- Items from a data source
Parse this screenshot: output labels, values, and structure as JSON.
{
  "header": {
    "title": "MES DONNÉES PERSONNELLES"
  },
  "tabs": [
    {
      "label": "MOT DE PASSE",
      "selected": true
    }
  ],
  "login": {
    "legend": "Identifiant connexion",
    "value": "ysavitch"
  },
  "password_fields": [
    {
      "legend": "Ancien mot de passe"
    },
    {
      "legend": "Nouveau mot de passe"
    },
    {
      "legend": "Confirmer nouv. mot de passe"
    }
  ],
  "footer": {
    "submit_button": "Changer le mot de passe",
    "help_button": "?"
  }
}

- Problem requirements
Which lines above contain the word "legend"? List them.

- Finished exercise
    "legend": "Identifiant connexion",
      "legend": "Ancien mot de passe"
      "legend": "Nouveau mot de passe"
      "legend": "Confirmer nouv. mot de passe"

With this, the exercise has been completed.